For telling a compelling story, Guber suggests the following four tools: Hero, Challenge, Struggle, and Resolution. The hero can be a kid, a volunteer, or the listener—but it’s not usually you. The challenge should be surprising and compelling. Be careful—the challenge isn’t that you need a bigger budget. Instead, your story should focus on a more compelling problem that the bigger budget would help solve—like lonely teens or a hungry child. Next, the struggle should “give your listeners an emotional experience by narrating” how to overcome the challenge. Lastly, the ideal resolution will satisfyingly “galvanize your listener’s response” and “call them to action.”
“The story doesn’t have to be long,” Guber says, “but it needs to be compelling.”
You will eventually share the facts and figures, too, but in the primary stages of a project, your audience is still in an emotional context. They won’t just sit there like they do for a Powerpoint or report.
Youth pastors especially should take notice. Often, they are the underdogs when asking for their fair share of the church’s attention and resources. The associate pastor has more respect, the music director has more seniority, and even the quilting circle has more clout. So, to move a person’s heart— and eventually their feet and resources—go with a compelling story.
Jeff Dunn-Rankin is the Director of Family Ministry at Christ United Methodist Church in Venice, Florida, where he also served as the Youth Director for 16 years. He is also the Vice President of Consulting for Ministry Architects. Jeff has consulted with large and small youth and children’s ministries from California to Florida and is a frequent speaker at events from the Group/Simply Convention to KidMin.
Jeff is a regular columnist for Group Magazine, and has co-written three books with Mark DeVries: Before You Hire a Youth Pastor, The Indispensable Youth Pastor, and Training on the Go (volume 2) (Group Publishing).
Before beginning church ministry, Jeff was managing editor of the Charlotte Sun newspaper.
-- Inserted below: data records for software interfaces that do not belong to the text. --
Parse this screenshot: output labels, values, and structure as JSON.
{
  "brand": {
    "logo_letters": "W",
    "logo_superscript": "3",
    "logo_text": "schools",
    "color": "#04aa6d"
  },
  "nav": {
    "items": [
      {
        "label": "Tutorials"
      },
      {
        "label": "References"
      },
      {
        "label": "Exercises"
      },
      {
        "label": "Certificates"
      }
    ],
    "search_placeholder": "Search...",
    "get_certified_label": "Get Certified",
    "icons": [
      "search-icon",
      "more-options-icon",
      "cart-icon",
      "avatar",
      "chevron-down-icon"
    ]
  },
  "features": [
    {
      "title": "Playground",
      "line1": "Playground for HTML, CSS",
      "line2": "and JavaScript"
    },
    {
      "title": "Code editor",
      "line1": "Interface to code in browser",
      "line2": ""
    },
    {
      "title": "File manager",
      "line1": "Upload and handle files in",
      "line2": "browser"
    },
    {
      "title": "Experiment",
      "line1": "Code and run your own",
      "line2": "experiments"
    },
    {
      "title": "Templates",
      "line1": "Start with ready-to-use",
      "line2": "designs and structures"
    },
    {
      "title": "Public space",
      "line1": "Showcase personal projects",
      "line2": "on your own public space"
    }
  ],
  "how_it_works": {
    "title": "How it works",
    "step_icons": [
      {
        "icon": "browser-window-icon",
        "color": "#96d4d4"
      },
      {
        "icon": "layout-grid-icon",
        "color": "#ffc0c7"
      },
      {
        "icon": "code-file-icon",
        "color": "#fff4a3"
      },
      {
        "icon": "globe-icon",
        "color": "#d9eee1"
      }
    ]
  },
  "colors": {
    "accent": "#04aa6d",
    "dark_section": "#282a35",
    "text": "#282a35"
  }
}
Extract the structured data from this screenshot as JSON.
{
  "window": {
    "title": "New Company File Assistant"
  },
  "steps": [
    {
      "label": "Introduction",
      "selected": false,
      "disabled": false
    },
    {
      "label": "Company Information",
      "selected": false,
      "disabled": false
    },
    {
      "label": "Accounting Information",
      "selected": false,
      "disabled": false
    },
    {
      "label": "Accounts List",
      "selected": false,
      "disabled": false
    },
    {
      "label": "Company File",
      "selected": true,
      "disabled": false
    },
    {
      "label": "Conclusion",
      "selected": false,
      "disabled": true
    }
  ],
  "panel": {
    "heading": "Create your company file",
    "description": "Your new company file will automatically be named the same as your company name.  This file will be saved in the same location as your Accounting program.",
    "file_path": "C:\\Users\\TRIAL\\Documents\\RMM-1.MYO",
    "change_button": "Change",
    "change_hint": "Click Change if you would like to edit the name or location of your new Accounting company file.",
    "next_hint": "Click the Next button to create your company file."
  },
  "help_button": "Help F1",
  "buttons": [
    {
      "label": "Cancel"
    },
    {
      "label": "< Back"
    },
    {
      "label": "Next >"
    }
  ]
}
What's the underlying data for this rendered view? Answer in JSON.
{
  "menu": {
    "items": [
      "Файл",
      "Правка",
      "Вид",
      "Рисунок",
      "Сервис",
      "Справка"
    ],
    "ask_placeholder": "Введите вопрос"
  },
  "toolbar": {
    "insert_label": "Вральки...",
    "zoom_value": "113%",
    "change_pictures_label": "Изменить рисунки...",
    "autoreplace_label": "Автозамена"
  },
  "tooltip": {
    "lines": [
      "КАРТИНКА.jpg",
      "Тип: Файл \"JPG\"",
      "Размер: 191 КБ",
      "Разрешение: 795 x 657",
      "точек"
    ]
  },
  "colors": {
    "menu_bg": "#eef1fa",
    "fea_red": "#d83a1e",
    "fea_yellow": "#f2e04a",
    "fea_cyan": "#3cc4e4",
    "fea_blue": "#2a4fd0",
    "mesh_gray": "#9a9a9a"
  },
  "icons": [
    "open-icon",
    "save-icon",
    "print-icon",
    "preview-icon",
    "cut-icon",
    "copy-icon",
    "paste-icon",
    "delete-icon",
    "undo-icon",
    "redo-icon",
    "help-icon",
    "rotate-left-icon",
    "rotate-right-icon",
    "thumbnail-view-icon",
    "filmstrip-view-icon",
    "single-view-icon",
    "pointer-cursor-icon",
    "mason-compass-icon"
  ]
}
Jeff is a graduate of the Sewanee: The University of the South and has a Masters in Business Administration from Vanderbilt University. He lives in Venice, Florida, with his wife Mary Lou, and they have two grown children.